Earlier this week, Spiceworks took a big step in proving that ad-supported network management tools provide a new world of social IT services that are Web-based, free and even well-liked in the IT community. The company closed $16 million in Series CS funding from Institutional Venture Partners (IVP.) The round included participation from existing Spiceworks investors Austin Ventures and Shasta Ventures.
With most online applications, the model works like this: You sign up for a free, Web-based trial. You give it a go for 30 days. If you like it, then you pay for the service on a per-user basis.
Almost every SasS provider we talk to uses this model. The model is so predominant that you could end up paying thousands or tens of thousands of dollars in monthly fees for Web-based services. The best plan is to know exactly what you need so you can be efficient with your use of these services. Still, the costs can become substantial when you consider your business requirements.
That’s what’s interesting about the Spiceworks approach. It’s a free Web-based application that is supported by advertising. You can pay if you prefer and block out the advertising. The model seems to work. IT users get an application that helps manage their networks and in return are served with relevant advertising.
More than 850,000 people have signed up for the service from 196 countries. It’s attracting 1,000 users per day.
Does the Spiceworks approach make sense for Web-based application providers serving the enterprise market?
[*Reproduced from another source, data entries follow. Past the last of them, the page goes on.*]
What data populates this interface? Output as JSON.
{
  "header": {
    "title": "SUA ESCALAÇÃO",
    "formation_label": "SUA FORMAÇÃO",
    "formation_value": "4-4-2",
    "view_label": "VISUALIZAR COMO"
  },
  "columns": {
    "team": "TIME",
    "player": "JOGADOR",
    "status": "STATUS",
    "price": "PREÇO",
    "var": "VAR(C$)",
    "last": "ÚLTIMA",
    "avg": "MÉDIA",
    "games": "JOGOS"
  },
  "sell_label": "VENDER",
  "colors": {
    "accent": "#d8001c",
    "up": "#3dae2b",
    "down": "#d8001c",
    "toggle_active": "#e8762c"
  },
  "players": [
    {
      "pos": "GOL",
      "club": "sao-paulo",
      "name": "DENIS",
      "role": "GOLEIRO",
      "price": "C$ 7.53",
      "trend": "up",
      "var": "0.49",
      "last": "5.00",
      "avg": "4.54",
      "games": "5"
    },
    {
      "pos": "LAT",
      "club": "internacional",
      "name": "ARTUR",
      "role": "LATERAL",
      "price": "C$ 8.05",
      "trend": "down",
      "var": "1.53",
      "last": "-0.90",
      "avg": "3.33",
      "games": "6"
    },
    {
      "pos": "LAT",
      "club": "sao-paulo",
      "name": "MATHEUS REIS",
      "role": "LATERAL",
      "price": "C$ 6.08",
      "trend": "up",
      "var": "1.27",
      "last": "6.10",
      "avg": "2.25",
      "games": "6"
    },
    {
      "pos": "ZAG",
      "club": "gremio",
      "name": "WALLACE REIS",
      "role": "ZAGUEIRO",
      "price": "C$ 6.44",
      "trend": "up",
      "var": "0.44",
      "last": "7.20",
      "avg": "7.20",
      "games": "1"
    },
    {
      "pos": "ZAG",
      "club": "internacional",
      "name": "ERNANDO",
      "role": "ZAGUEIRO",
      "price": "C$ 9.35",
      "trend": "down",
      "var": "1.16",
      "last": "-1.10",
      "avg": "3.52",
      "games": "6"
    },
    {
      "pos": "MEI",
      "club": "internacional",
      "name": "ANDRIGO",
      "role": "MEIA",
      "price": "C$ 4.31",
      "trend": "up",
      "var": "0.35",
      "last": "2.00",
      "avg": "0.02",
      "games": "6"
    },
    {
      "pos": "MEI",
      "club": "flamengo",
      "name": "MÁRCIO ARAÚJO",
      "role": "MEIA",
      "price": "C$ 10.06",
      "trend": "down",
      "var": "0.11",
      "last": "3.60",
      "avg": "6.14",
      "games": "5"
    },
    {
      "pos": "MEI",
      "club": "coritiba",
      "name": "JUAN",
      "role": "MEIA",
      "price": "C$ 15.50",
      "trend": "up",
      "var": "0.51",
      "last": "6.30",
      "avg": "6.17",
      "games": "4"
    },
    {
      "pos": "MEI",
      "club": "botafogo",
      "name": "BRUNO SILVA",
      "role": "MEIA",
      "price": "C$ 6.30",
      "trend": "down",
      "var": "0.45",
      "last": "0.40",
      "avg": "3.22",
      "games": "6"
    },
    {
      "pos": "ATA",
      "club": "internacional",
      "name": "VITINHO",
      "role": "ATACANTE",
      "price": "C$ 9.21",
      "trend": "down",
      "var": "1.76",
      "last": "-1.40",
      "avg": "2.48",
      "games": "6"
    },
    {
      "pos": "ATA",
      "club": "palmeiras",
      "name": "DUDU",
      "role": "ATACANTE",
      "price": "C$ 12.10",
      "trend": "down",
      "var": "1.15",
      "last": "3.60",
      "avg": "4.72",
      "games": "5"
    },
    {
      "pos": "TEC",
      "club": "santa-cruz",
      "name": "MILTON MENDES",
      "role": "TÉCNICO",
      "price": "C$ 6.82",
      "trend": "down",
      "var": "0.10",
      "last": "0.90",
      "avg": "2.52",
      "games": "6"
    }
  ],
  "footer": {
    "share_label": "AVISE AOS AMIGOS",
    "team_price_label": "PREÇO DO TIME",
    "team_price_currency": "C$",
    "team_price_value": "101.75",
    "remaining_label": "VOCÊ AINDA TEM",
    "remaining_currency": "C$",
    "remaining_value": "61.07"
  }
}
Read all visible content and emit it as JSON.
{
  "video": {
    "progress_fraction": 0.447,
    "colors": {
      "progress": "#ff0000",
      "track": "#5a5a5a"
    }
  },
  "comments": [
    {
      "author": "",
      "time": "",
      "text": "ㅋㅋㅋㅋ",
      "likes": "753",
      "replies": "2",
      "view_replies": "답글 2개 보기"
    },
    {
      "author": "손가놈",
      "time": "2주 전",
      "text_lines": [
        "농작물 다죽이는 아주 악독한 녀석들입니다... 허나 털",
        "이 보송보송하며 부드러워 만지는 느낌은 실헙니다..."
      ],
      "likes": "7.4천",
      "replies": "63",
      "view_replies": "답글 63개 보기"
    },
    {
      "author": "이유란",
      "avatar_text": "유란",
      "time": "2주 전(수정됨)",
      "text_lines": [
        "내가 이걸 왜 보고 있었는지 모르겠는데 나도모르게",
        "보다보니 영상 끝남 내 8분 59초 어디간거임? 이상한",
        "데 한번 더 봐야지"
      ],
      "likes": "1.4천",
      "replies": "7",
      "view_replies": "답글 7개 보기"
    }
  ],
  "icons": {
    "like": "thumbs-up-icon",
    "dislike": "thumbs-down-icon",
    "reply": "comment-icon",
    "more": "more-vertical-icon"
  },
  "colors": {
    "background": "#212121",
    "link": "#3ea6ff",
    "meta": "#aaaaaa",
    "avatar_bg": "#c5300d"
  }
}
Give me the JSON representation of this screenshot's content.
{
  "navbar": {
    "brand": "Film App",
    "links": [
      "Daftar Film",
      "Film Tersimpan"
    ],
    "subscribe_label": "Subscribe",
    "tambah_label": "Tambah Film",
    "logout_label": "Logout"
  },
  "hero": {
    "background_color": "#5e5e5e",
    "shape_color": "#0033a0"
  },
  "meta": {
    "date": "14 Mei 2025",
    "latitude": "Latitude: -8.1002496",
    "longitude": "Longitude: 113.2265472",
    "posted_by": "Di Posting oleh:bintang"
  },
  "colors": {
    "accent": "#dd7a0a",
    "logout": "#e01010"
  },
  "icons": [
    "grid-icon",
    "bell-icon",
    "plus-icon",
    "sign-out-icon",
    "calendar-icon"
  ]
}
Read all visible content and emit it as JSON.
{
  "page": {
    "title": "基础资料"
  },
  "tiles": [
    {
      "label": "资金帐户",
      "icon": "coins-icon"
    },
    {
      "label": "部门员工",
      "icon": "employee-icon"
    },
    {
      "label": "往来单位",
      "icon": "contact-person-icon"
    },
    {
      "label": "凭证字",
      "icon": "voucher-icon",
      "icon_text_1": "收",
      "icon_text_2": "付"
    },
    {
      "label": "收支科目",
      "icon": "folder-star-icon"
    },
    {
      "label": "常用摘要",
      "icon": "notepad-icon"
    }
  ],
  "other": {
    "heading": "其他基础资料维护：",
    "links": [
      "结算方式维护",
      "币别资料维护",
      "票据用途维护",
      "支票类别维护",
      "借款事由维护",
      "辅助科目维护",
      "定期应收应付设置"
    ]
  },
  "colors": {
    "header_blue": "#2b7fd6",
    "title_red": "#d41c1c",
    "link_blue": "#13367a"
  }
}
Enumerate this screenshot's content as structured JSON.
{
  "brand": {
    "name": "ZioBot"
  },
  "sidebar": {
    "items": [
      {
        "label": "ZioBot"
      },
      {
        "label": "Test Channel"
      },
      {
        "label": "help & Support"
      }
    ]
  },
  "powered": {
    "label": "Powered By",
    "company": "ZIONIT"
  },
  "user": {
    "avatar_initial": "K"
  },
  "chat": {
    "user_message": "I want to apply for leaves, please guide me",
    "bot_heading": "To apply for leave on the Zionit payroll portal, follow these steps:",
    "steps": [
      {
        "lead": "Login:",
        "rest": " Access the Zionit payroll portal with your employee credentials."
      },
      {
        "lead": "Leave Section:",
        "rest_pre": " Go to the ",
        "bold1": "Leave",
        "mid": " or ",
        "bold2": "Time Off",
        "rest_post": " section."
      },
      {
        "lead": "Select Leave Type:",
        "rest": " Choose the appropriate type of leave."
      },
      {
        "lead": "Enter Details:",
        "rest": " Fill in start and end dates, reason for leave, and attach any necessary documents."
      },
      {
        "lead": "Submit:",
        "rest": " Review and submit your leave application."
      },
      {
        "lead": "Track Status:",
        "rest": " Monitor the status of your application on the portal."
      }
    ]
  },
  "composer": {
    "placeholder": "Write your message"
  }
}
Maybe so. If the advertising is relevant and helpful, perhaps application providers can extend past the free-now-pay-later model that is now so predominant.